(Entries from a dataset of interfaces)

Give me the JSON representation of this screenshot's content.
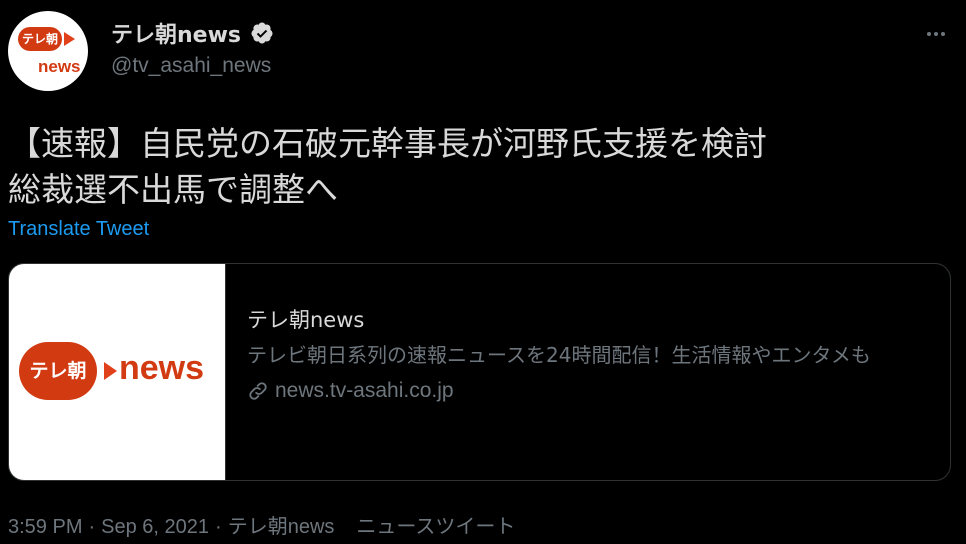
{
  "header": {
    "avatar_pill": "テレ朝",
    "avatar_word": "news",
    "display_name": "テレ朝news",
    "handle": "@tv_asahi_news",
    "verified_icon": "verified-badge-icon",
    "more_icon": "more-dots-icon"
  },
  "tweet": {
    "line1": "【速報】自民党の石破元幹事長が河野氏支援を検討",
    "line2": "総裁選不出馬で調整へ",
    "translate_label": "Translate Tweet"
  },
  "card": {
    "image_pill": "テレ朝",
    "image_word": "news",
    "title": "テレ朝news",
    "description": "テレビ朝日系列の速報ニュースを24時間配信！生活情報やエンタメも",
    "link_icon": "link-icon",
    "domain": "news.tv-asahi.co.jp"
  },
  "footer": {
    "time": "3:59 PM",
    "date": "Sep 6, 2021",
    "author": "テレ朝news",
    "source": "ニュースツイート"
  },
  "colors": {
    "background": "#000000",
    "text": "#d9d9d9",
    "muted": "#6e767d",
    "link": "#1d9bf0",
    "brand": "#d23a12"
  }
}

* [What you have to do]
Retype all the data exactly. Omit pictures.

* [Solution to this problem]
Give me the JSON representation of this screenshot's content.
{
  "header": {
    "avatar_pill": "テレ朝",
    "avatar_word": "news",
    "display_name": "テレ朝news",
    "handle": "@tv_asahi_news",
    "verified_icon": "verified-badge-icon",
    "more_icon": "more-dots-icon"
  },
  "tweet": {
    "line1": "【速報】自民党の石破元幹事長が河野氏支援を検討",
    "line2": "総裁選不出馬で調整へ",
    "translate_label": "Translate Tweet"
  },
  "card": {
    "image_pill": "テレ朝",
    "image_word": "news",
    "title": "テレ朝news",
    "description": "テレビ朝日系列の速報ニュースを24時間配信！生活情報やエンタメも",
    "link_icon": "link-icon",
    "domain": "news.tv-asahi.co.jp"
  },
  "footer": {
    "time": "3:59 PM",
    "date": "Sep 6, 2021",
    "author": "テレ朝news",
    "source": "ニュースツイート"
  },
  "colors": {
    "background": "#000000",
    "text": "#d9d9d9",
    "muted": "#6e767d",
    "link": "#1d9bf0",
    "brand": "#d23a12"
  }
}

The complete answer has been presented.